Head of Quality Enhancement and Student Experience
Academic Engagement

Head of Quality Enhancement and Student Experience

Claire Thomson offers strategic leadership and management in the area of quality assurance and enhancement and the overall learning experience of students. She also teaches on the undergraduate English programmes. Claire is a medievalist with publications and research interests in medieval textual studies, codicology, palaeography, stematic analysis and humanities computing. Claire’’s other research interest is in the area of learning and teaching in higher education and the development of new methodologies for the delivery of effective and engaging learning, teaching and assessment. A Fellow of the Higher Education Academy, Claire joined Bishop Grosseteste University in 2000; prior to this she lectured at the Universities of Keele and Sheffield.


Claire teaches on a range of modules offered on the undergraduate English programmes. Teaching interests include Chaucer, medieval literature, the development of the novel, English language, historical linguistics, critical skills, and study skills. Claire has a particular interest in literary style and cultural contexts.

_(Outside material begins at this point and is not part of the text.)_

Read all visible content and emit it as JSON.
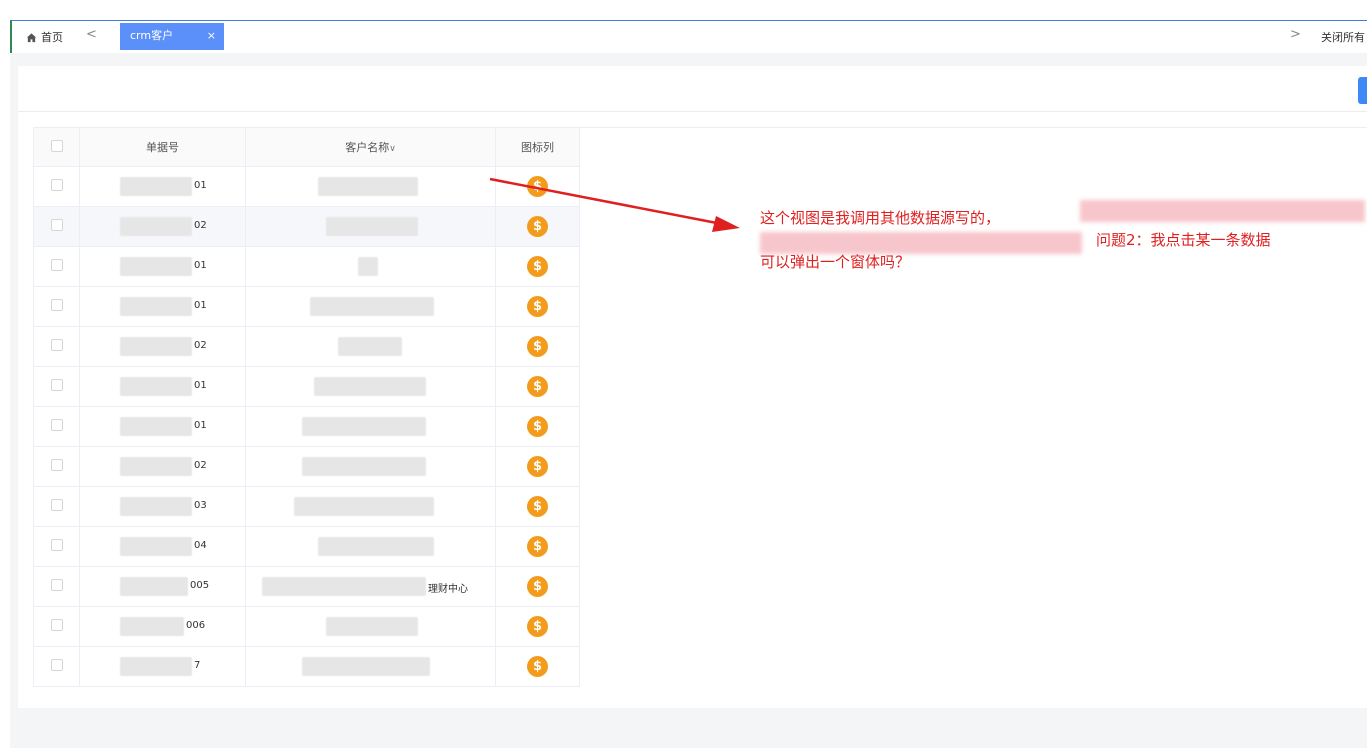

Claire’’s research background is in medieval studies – including literature, linguistics, medieval art and architecture. Current research interests include Chaucer, medieval textual studies, codicology and palaeography. Her most recent publications are on the application of humanities computing to medieval texts. Claire’’s other area of study is in the field of learning and teaching and the undergraduate student experience. Research interests here focus on the development of student-centred, blended learning approaches that utilise e-technologies and new methodologies for the delivery of effective and engaging learning, teaching and assessment.

Consultancy and projects

Current projects include the publication of The Blake Editions – a series of online editions which present full diplomatic transcriptions of seven manuscripts of Geoffrey Chaucer’s The Canterbury Tales. The work is a collaborative project with the Universities of Oxford, Sheffield, York and Leicester.